It is common to have symptoms such as new floaters, flashes, shadows, or a decrease in vision. Floaters can be common in vision, however, a sudden increase in size or number of floaters is a warning sign.
Why would surgery be necessary?
Surgery is necessary if you develop a hemorrhage inside the eye or if there is a retinal tear or detachment.
What is a retinal tear?
A majority of the eye is actually a clear jelly called vitreous. This jelly will become liquid by the natural aging process. When the eyeball moves, this liquid will move around the eye and will move against the retina. The liquid (or jelly) is usually loose and easily peels away from the retina. However, occasionally the liquid will adhere to the retina and when it pulls away, it creates a tear. Sometimes, this tear will be along a blood vessel and will cause bleeding in the vitreous cavity (also called vitreous hemorrhage).
What is a retinal detachment
After a retinal tear, the vitreous fluid may gradually seep in between the retina and the back inside wall of the eye, causing the retina to detach from the wall. Because the retina is no longer properly positioned against the wall of the eye, it may fold or shift away, causing a loss of vision.
What are the risk factors for a retinal tear or detachment?
Retinal tears or detachments are uncommon and are not caused by straining your eyes, bending, or heavy lifting. Risk factors include:
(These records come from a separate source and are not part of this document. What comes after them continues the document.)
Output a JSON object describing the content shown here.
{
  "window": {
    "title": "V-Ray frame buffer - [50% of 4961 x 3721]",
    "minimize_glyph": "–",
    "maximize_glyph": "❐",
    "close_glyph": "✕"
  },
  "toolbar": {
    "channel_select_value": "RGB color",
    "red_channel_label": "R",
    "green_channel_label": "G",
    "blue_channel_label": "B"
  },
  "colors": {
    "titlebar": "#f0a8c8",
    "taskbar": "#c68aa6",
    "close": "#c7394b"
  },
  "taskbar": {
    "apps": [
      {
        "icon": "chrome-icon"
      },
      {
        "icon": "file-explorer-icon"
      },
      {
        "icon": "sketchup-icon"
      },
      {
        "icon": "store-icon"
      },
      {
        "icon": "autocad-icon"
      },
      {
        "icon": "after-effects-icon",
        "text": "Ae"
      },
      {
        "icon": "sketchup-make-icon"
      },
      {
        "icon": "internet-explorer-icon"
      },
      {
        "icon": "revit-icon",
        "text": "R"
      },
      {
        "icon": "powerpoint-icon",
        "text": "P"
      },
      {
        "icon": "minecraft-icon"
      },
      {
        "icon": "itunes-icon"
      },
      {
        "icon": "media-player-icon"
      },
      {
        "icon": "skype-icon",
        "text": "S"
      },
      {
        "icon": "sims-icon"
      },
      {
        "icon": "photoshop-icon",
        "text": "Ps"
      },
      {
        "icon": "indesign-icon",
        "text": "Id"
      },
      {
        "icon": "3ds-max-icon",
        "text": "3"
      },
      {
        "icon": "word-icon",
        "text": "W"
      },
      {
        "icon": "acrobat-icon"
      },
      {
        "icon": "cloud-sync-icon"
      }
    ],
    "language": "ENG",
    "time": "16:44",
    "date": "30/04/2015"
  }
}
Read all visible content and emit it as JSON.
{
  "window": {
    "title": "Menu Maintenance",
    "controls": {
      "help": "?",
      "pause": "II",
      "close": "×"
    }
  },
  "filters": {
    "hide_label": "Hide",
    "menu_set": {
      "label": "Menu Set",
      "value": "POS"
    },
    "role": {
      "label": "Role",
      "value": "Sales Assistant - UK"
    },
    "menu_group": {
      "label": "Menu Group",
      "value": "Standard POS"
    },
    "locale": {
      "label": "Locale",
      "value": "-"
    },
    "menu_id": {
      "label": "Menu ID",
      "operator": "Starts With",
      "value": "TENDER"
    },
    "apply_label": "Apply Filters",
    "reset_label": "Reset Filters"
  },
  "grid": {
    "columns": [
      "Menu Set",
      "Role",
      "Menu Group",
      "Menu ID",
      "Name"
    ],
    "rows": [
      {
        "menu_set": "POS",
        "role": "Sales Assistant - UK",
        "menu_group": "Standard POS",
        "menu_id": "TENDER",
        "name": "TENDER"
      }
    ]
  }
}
- Family history
- Eye injury
- History of retinal tear/detachment
- History of eye surgery